The basics of obtaining a medical marijuana bond in Colorado

Published: Feb 6, 2014
Colorado made news this year by legalizing the use of marijuana for recreational purposes. Effective January 1st, anyone who is 21 or older can buy up to an ounce of marijuana (or a quarter of an ounce if they are from out of state), the only restriction being not to smoke it in public. But Colorado is no stranger to marijuana legalization laws. In 2000, it legalized the use of medicinal marijuana, sold by designated dispensaries.

Jeffrey Beall / Foter.com / CC BY-SA

So what is happening now that both medical and recreational marijuana use is legal? Will they merge into one? For several reasons, the answer is no. For one thing, recreational marijuana will be much more heavily taxed than medical marijuana. This means medical marijuana dispensaries will continue to exist and be subject to different regulations. One of these regulations is the medical marijuana bond. Let’s take a closer look at it.

What is a medical marijuana bond?

While medical marijuana is currently legal in 20 states and Washington D.C., only the State of Colorado requires a medical marijuana bond. Without that bond, medical marijuana dispensaries cannot obtain a license. Medical marijuana bonds are commercial types of surety bonds and work much like sales tax bonds. States require different kinds of businesses to post a sales tax bond to ensure that they will report taxes correctly and will pay them on time.

Just like with other surety bonds, medical marijuana bonds include three parties. The medical dispensary is called the principal and is required to post the bond. The Colorado Department of Revenue is the obligee, i.e. the side requiring the bond. Finally, the third side is called surety. That’s a surety bonds company underwriting the bond, in this way guaranteeing that the obligee will follow the conditions of the agreement. In case of a breach or if the business defaults, the state can file a claim and be financially compensated by the surety.

Dank Depot / Foter.com / CC BY-NC

How much is a medical marijuana bond?

Colorado requires medical marijuana dispensaries to post a $5,000 bond. You need it when you first obtain a license for your business and then each year when you renew it. Think of the bond as a line of credit given to your business – you don’t have to pay the whole amount. Instead, each year you pay an annual premium, which is a certain percentage of the total bond amount.

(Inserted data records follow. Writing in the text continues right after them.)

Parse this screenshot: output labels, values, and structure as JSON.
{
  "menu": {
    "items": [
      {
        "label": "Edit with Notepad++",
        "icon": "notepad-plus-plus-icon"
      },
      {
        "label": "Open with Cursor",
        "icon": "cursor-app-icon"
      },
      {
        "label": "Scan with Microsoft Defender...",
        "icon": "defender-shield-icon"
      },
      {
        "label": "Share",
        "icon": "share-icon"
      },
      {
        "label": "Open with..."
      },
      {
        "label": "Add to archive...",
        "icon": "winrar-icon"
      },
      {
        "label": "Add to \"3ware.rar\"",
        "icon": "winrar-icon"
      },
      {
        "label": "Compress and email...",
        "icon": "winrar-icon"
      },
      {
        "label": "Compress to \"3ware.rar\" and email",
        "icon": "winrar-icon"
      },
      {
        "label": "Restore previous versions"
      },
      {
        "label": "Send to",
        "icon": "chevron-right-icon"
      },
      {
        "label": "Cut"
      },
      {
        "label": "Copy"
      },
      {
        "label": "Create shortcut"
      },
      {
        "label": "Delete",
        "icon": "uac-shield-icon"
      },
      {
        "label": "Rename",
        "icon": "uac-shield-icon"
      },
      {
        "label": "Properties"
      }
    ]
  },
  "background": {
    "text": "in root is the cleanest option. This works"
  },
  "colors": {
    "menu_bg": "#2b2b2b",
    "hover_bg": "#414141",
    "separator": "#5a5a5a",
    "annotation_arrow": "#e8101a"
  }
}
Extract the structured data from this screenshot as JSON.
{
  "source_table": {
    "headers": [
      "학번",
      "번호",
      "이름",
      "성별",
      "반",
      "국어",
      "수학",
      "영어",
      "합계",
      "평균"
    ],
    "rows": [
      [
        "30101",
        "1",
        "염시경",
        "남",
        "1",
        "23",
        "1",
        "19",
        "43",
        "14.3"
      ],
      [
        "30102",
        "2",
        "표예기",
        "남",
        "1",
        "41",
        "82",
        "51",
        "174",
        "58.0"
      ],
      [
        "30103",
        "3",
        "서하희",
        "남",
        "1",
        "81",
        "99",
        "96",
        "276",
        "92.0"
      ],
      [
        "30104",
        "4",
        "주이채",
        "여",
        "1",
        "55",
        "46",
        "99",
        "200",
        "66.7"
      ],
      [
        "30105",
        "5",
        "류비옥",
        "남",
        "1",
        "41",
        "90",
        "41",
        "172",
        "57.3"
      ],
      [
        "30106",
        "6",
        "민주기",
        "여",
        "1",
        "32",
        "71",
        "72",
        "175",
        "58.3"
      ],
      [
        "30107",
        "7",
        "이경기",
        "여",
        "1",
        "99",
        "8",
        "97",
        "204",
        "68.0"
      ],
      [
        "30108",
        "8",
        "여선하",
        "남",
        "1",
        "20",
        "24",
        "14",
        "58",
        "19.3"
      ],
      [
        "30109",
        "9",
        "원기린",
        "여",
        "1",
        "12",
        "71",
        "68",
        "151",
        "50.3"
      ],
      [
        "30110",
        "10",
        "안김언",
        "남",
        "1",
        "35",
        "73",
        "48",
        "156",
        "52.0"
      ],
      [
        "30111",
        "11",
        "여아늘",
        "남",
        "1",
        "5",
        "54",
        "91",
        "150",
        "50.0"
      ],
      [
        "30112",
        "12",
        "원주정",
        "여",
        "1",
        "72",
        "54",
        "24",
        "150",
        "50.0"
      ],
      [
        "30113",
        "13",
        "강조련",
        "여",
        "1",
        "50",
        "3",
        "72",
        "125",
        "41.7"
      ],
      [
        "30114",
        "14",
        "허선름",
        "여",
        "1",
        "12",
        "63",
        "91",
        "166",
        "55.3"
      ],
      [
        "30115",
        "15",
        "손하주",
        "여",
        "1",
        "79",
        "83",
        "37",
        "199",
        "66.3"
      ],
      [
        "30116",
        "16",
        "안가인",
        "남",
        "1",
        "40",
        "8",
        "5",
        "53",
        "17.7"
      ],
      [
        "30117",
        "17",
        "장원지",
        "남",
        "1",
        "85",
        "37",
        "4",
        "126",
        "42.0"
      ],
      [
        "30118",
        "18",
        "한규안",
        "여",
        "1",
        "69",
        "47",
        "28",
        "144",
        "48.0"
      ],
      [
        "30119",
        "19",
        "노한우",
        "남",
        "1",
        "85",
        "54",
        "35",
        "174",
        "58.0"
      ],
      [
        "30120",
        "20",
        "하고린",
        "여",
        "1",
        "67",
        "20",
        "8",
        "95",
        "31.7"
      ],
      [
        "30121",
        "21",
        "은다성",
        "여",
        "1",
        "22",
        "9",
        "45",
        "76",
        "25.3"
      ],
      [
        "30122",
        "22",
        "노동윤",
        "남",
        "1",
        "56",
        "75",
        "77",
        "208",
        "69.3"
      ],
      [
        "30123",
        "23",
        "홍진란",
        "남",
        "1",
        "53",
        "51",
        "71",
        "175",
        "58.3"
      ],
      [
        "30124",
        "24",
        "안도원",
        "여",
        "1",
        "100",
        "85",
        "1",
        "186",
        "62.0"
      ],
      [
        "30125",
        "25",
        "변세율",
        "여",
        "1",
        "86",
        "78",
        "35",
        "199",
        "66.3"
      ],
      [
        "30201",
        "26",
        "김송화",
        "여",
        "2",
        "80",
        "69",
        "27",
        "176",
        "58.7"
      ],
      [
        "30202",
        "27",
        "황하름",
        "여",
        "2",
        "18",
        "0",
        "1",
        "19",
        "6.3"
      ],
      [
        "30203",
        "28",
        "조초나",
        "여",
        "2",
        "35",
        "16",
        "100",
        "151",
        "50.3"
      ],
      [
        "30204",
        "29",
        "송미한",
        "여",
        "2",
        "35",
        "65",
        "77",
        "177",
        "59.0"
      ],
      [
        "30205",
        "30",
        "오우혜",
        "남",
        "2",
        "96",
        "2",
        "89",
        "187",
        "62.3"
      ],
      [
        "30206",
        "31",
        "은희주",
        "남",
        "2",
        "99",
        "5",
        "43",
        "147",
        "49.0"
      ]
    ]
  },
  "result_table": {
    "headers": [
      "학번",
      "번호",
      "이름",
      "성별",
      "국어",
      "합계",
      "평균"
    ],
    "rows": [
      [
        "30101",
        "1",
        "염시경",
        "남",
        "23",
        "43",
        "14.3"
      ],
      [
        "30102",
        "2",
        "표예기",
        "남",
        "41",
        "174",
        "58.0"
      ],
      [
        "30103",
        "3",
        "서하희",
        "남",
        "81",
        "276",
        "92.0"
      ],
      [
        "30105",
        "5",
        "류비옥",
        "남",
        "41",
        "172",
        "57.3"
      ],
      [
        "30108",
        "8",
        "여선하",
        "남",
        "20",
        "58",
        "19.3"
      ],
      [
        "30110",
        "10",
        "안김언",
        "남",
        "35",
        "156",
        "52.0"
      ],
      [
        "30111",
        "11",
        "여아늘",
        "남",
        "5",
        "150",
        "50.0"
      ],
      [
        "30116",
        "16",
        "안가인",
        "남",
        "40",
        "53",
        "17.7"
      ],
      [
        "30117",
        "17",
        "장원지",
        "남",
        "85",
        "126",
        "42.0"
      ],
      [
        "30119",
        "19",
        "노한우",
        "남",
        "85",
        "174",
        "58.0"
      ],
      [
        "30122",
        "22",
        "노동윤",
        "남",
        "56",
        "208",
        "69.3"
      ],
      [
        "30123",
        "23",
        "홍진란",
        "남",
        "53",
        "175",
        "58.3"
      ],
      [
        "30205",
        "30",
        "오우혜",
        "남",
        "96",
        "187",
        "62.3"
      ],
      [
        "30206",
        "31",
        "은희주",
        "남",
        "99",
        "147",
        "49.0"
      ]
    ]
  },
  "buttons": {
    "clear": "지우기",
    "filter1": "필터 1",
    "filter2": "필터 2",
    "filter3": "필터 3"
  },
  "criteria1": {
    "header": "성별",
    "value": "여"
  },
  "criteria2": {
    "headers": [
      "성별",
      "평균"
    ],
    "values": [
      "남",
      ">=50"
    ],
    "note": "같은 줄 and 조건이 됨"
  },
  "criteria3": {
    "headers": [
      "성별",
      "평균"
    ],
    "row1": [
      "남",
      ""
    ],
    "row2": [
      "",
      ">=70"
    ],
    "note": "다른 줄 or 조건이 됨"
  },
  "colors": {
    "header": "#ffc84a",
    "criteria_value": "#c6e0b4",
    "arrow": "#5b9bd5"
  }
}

Your premium is mostly dependent on your credit score. Surety bonds companies always assume a 0% loss ratio when underwriting bonds. When they look at your credit score they try to determine your likelihood of triggering a claim and making them financially responsible. Thus, if you have good credit, your annual premiums will be somewhere between 1% – 5% of the medical marijuana bond. This translates into $50 to $250 per year.

For people with credit issues, it’s a bit different. You will likely pay between 5% and 15% of the bond amount. In rare cases, the percentage can go as high as 20% or a collateral might be needed. That being said, there are some factors which might prevent you from getting a bond. Currently, it’s impossible for people with late child support payments and open bankruptcies to get the medical marijuana bond, and therefore a license.

No matter your credit score, Lance Surety Bonds works with a rich network of sureties, which is the best way of ensuring that you get bonded at the best possible price. Apply online or call us at 877-514-5146. If you have any additional questions, don’t hesitate to contact us!

The following two tabs change content below.
Victor Lance is the founder and president of Lance Surety Bond Associates, Inc. He began his career as an officer in the U.S. Marine Corps, serving two combat tours. As president of Lance Surety, he now focuses on educating and assisting small businesses throughout the country with various license and bond requirements. Victor graduated from Villanova University with a degree in Business Administration and holds a Masters in Business Administration (MBA) from the University of Michigan's Ross School of Business.